If data governance is inadequate — information is outdated, out of sync, duplicated, or plain inaccurate — SOA-enabled services and applications will be delivering garbage. That’s a formula for SOA disaster.
He links to the XML to the rescue: Data governance in SOA article by Ed Tittel, which describes how having a common model and doing data governance is imperative for SOA success. The article conveys the same concepts as chapter 4 'XML: The Foundation for Business Data Integration' in David Chappell's seminal book Enterprise Service Bus. David describes the need for having a common XML data format for "expressing data in messages as it flows through an enterprise across the ESB". This common XML format is a specialization for the common data model (CDM) pattern from the classic book Enterprise Integration Patterns by Gregor Hohpe/Bobby Woolf.
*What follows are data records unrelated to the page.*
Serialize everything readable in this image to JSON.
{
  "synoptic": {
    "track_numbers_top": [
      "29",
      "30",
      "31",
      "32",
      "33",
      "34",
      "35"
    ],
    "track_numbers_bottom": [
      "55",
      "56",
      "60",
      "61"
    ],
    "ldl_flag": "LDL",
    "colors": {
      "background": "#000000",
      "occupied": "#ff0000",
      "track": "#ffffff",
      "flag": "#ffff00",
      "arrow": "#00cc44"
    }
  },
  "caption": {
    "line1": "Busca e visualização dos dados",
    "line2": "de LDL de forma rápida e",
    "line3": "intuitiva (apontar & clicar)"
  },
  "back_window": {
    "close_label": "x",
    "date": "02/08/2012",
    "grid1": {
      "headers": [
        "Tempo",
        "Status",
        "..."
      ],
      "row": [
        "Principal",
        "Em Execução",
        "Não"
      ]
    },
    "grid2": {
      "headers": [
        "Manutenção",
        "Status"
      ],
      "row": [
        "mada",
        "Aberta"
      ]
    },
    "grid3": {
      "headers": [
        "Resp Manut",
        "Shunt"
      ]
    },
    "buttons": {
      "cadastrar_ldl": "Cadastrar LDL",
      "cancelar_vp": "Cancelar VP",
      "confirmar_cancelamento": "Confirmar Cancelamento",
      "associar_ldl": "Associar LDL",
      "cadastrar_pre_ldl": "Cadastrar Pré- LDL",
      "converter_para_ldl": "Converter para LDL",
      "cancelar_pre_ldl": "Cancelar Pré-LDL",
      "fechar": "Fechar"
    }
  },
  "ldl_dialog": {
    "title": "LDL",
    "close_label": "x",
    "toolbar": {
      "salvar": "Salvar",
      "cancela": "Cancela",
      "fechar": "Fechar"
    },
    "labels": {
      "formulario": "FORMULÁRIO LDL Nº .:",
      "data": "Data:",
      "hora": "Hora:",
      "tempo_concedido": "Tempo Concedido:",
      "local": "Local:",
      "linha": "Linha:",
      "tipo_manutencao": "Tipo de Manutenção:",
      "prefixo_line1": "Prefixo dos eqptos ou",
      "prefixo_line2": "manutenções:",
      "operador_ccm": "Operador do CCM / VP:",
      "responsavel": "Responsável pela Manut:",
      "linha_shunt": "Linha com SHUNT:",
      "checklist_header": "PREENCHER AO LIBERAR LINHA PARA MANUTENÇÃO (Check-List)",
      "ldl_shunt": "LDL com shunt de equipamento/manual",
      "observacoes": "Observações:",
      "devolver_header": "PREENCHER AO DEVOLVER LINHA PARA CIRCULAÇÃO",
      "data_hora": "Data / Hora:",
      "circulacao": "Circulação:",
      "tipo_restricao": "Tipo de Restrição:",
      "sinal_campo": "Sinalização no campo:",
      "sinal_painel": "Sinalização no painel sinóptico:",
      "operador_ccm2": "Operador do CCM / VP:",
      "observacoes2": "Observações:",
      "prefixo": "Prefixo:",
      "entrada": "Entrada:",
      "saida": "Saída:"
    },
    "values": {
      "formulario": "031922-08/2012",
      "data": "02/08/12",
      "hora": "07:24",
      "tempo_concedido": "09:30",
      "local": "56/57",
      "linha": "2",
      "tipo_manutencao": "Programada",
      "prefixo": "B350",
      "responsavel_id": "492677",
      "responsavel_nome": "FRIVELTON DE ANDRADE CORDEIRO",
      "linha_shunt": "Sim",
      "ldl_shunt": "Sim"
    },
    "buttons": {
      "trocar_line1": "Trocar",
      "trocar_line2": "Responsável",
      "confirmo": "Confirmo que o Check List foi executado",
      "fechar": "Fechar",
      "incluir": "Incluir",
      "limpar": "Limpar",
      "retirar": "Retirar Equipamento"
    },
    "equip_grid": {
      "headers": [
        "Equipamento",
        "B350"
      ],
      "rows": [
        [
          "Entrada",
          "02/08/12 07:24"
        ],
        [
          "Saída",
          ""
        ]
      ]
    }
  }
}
I've written many times about the importance for having a common information model (CIM) for the domain objects (business entities) that your data services operates on, and the need for applying master data management (MDM) on those data. David Linthicum and I agreed on this last year and still do.
What I've written even more often about, and what most canonical models do not encompass; is that the data expressed in the messages conveying business events is not simply CIM entities, but are rather projections of one or more of the domain objects. In addition, the messages covers more than just activity data, they also contain queries, notifications (events) and commands.
E.g. an insurance clerk triggers a business process by registering the real world event "customer has moved" using a projection of customer and address data, not the complete customer aggregate. This action event message triggers a recalculation of the insurance premium due to the relocation of the customer, in addition to updating the customer record - i.e. an underlying business process is executed.
In a traditional forms-over-data application, the whole customer aggregate would be used - but this style would not make for services that can be easily composed to support business process management efforts. The business event data requirements must be simple enough to make composite services possible, including semantic data mediation and integration. In addition, process tailored data make it easier for any involved human operator that have to enter or act on the data. After all, BPM is not all about automation, and human tasks will be central in driving the processes for quite a while.
We need to move to an information model that allows for semantic business process integration, not just semantic business data integration. That is why a business process information model (BPIM) is required, modeling the messages for the action, query and notification events that drive the business processes. Design the BPIM based on the CIM, ensuring that the model is canonical for each process domain.
The BPIM is based on the CIM as each service domain model is just a projection of the common data model, and the projection metadata should be goverened as any other SOA artifact.